These are some examples of common-named plants and the possibilities why they were named as such:
Love-in-a-mist – An annual, free-flowering soft blue flower that truly appears to be in a mist of green foliage. The thin green foliage envelopes the blossom and with a small area being planted, it really looks misty.
Forget-me-not – Once a gardener has this in their garden, it truly is hard to forget this plant. This is a plant that self-seeds so freely that it can become almost weedlike, but with its pretty blue, white or pink flowers, it is a welcoming sight early in the season.
Lily of the Valley – Another plant that is difficult to erradicate once it is planted. Small, fragrant bells with green leaves make this plant what it is, with its tenacious roots managing to work their way through anything, simply to start another plant. Possibly the original plant was found in a valley; the valley being full.
Snow-on-the-mountain – This plant isn’t big or chunky looking, but instead its leaves are all tipped in white, thus probably the reason for this name.
Baby’s Breath – A soft cloud of tiny white or soft pink flowers adorn the stems of this plant. I wonder if the creator of this name saw a young baby breathing into the cold air and thought the name was appropriate.
Black-eyed Susan – The dark brown, almost black center of the flowers are surrounded by bright yellow/gold petals, creating a ray of sunshine around the center. It is this center that is referred to with this name. Possibly the name of a loved one was thought of whenever seeing this plant.
Canary Creeper – This plant really looks like the name suggests; bright yellow flowers resembling canary birds in flight are all over this twining vine.
Cardinal Flower – Along the same bird theme, the scarlet red flowers are attached along the stem, resembling a flock of cardinal birds sitting in a tree.
Red Hot Poker – Straight, upright stems with dark red tops softening to soft orange down the stem is this plant’s characteristic; and resembling a fire poker is a possibility for this name.
Obedient Plant – This plant’s flowerheads can be moved into a position by the person manoevering it and it will stay, thus being obedient.
Peach-leaved Bellflower – This is one name that baffles people.
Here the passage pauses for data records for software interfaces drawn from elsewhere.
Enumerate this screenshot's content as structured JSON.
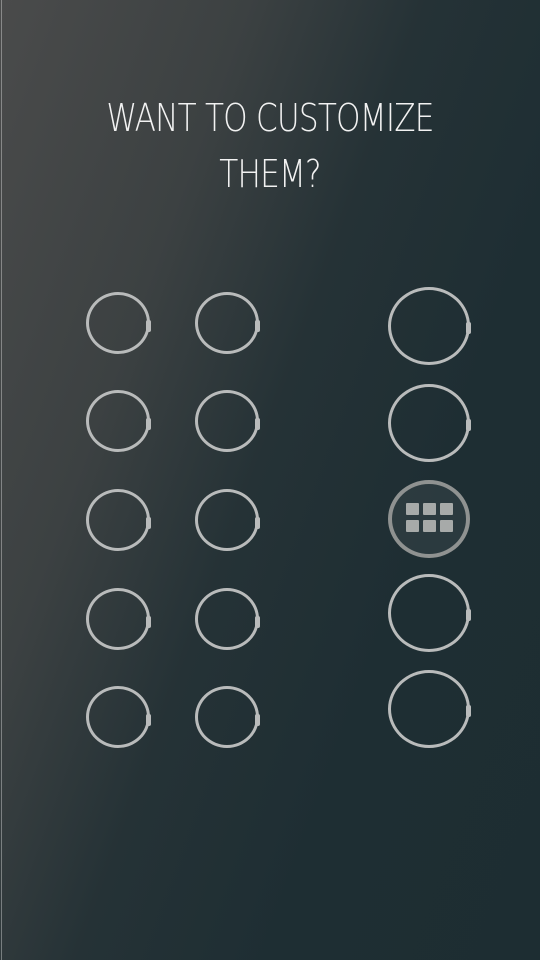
{
  "headline": {
    "line1": "WANT TO CUSTOMIZE",
    "line2": "THEM?"
  },
  "colors": {
    "ring": "#b9bbbb",
    "active_ring": "#8f9291",
    "text": "#f2f2f2"
  },
  "small_rings": {
    "rows": 5,
    "columns": 2
  },
  "large_rings": {
    "count": 5,
    "active_index": 2,
    "active_icon": "app-grid-icon"
  }
}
It’s leaves are not peach coloured, but instead a medium green hue. The white, bell-like flowers that grow up the stem are above these green, elongated leaves.
Many, many more names are available to ponder as to why they are named as such. So, when looking for a particular plant, it is helpful to have the latin name of the plant, but it isn’t a necessity. Simply enjoy the plant in your garden and wonder why it received the name it did.
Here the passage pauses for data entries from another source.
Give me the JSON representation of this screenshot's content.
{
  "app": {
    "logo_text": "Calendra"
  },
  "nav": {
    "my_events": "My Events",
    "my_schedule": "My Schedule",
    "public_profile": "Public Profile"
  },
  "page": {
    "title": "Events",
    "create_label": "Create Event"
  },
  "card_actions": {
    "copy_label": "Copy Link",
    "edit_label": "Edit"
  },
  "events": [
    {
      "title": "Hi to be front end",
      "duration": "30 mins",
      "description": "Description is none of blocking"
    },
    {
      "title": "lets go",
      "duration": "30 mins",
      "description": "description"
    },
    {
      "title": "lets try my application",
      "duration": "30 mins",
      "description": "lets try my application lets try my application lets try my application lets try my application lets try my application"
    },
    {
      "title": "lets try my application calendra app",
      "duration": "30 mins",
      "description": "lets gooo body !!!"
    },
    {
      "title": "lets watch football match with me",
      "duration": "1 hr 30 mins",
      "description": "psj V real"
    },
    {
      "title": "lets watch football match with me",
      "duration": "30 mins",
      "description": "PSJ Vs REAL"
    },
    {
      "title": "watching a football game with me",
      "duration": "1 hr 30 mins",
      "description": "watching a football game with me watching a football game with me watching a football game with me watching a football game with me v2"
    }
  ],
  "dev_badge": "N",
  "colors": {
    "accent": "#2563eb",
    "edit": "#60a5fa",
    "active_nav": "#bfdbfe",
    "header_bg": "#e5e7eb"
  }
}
Note: The writer is searching for any text in regards to this topic. Please contact The Wellington Advertiser if you have any material that could be borrowed for research in this area, or have recommendation of any books. Any help would be greatly appreciated.
Email: Jennifer Moore